Panasonic-microp2-224x139Panasonic announced back in April 2012 that they were coming out with the next breed of solid-state memory cards, the microP2 series. A reworking of their original P2 cards, the microP2 boasts a faster, cheaper, and more compact design. Comparable to an SD card, the microP2 is the world's first UHS-II compliant memory card. Panasonic also plans to release the microP2 adapter simultaneously, ensuring that P2 card users -- like myself -- won't have to go out and buy new hardware (I'm cradling my HVX-200 and telling her I'm not tossing her in the dumpster). Panasonic recently announced pricing information, and Mike Bergeron from Panasonic gives us a look at the microP2 in the video below.

The microP2 is durable, able to resist water, dust, static electricity, bending and twisting, magnets, X-rays, wide temperature ranges, and has a safety built-in-fuse. It has a flash memory error correction system, a Lifetime Counter, a Content Protection System that password-protects the card, and a QR code for scanning and identification.

Here's an excerpt from Wednesday's press release:
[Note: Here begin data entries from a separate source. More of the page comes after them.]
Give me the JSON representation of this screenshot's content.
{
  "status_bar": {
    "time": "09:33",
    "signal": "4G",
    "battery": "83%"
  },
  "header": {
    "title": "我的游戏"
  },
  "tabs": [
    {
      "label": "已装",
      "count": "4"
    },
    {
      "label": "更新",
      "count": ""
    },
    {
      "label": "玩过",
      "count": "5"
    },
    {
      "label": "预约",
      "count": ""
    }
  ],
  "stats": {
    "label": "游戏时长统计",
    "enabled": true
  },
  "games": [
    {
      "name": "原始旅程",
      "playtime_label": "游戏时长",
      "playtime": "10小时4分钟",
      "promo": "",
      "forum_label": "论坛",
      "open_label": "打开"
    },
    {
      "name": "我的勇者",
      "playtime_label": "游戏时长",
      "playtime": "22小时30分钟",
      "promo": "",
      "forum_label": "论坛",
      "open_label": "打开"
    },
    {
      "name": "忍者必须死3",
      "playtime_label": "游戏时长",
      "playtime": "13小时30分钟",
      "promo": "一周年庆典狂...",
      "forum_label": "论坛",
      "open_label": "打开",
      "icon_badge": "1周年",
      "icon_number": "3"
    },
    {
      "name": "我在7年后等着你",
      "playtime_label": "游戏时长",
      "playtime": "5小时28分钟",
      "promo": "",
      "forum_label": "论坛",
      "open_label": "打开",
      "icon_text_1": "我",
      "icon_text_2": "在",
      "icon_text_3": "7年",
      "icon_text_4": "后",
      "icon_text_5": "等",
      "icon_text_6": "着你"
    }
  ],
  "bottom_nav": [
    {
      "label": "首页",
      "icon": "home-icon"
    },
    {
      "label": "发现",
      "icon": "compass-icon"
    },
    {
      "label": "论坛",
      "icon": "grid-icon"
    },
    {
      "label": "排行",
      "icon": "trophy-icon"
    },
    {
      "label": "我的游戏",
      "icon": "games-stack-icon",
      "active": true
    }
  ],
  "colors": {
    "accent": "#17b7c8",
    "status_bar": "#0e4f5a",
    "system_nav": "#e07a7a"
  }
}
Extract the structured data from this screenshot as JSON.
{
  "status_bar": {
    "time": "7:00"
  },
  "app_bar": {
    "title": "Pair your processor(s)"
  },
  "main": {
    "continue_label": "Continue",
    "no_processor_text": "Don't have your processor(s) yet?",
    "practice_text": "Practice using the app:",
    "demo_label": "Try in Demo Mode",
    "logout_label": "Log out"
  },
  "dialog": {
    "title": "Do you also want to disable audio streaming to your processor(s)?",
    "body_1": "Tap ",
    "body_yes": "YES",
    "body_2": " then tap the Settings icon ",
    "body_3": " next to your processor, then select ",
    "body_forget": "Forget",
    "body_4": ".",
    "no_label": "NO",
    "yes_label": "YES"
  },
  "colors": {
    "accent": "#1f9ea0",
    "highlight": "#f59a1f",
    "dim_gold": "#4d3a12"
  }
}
With an SD card form factor, the MicroP2 cards will ensure high-speed transfer, high reliability and the writing assurance of all P2 frame rates, formats and codecs. Furthering the versatility of the microP2 card adapter and microP2 card slots, their design allows Class 10 SDHC/SDXC  cards (at bit rates only up to 50Mbps)to be used in P2 products.

According to Panasonic, "the microP2 card's double-layered UHS-II interface fascilitates transfer speeds of 2.0 Gpbs (1.7 times faster than standard P2 media, and 12x faster than ordinary SD media)." Not only that, but Panasonic's partnership with cloud video production platform, Aframe, resulted in Panasonic's Production Network (PPN), which allows professionals to upload and view high-quality video from the cloud server.
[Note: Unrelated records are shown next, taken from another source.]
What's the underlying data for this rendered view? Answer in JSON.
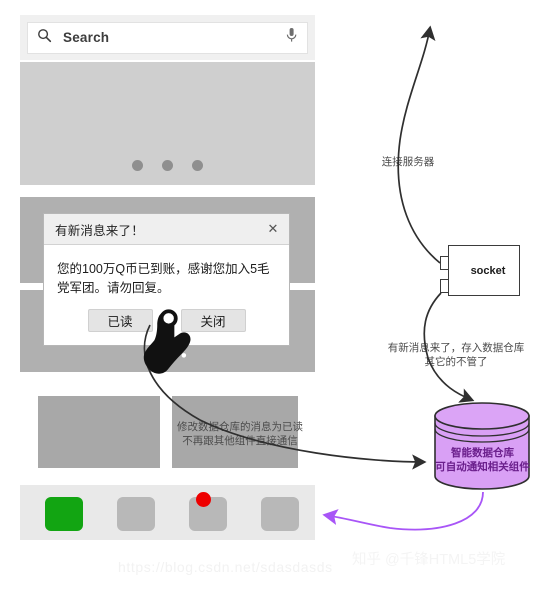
{
  "app": {
    "search": {
      "placeholder": "Search",
      "search_icon": "search-icon",
      "mic_icon": "microphone-icon"
    },
    "banner": {
      "dot_count": 3,
      "active_dot": 1
    },
    "tabbar": {
      "tabs": [
        {
          "name": "tab-1",
          "color": "#12a512",
          "active": true,
          "badge": false
        },
        {
          "name": "tab-2",
          "color": "#b8b8b8",
          "active": false,
          "badge": false
        },
        {
          "name": "tab-3",
          "color": "#b8b8b8",
          "active": false,
          "badge": true
        },
        {
          "name": "tab-4",
          "color": "#b8b8b8",
          "active": false,
          "badge": false
        }
      ],
      "badge_color": "#ee0000"
    }
  },
  "dialog": {
    "title": "有新消息来了！",
    "close_icon": "close-icon",
    "message": "您的100万Q币已到账，感谢您加入5毛党军团。请勿回复。",
    "buttons": {
      "read": "已读",
      "close": "关闭"
    },
    "cursor_icon": "hand-pointer-icon"
  },
  "diagram": {
    "socket": {
      "label": "socket",
      "port_count": 2
    },
    "database": {
      "line1": "智能数据仓库",
      "line2": "可自动通知相关组件",
      "fill": "#d9a0f5",
      "stroke": "#2f2f2f",
      "text_color": "#6b1f8c"
    },
    "notes": {
      "connect_server": "连接服务器",
      "store_message": "有新消息来了，存入数据仓库\n其它的不管了",
      "mark_read": "修改数据仓库的消息为已读\n不再跟其他组件直接通信"
    },
    "arrow_colors": {
      "flow": "#2f2f2f",
      "notify": "#a855f7"
    }
  },
  "watermarks": {
    "url": "https://blog.csdn.net/sdasdasds",
    "zhihu": "知乎 @千锋HTML5学院"
  }
}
The microP2 drive has a USB 3.0 interface for faster transfer speeds. A firmware upgrade -- if you're using current P2 hardware -- is needed in order to use the card adapter. Now, as far as backwards compatibility, Mike Bergeron from Panasonic says that for many of the later cameras (he mentions the HPX250) will be able to use the new cards with the adapter. However, it may not work with some of the earlier models. Panasonic has also announced two new products with built-in microP2 slots: the AJ-PX5000 P2 HD camcorder and the AJ-PD500 half-rack recorder.

How much are these little micros and their accessories going to cost? Well, here are the suggested list prices:

  • AJ-P2M032A 32GB microP2 card: $250
  • AJ-P2M064A 64GB microP2 card: $380
  • AJ-P2AD1 microP2 adapter: $200
  • AJ-MPD1 microP2 drive : $350

So, P2 fans, eat your hearts out. The microP2 cards seem reliable, durable, fast, and less expensive than their (literally) big brother. I guess now I don't have to sit down and start making serious life choices every time I want to buy another P2 card. However, it remains to be seen which cameras will make the cut and be able to use the microP2 (Please say HVX200 -- she's ancient, but I love her).

What do you think about the microP2? Will the new smaller design help or hinder your production process? And will that even matter if it's as fast as it says it is?

Link: Panasonic microP2 Press Release

[via Cinescopophilia]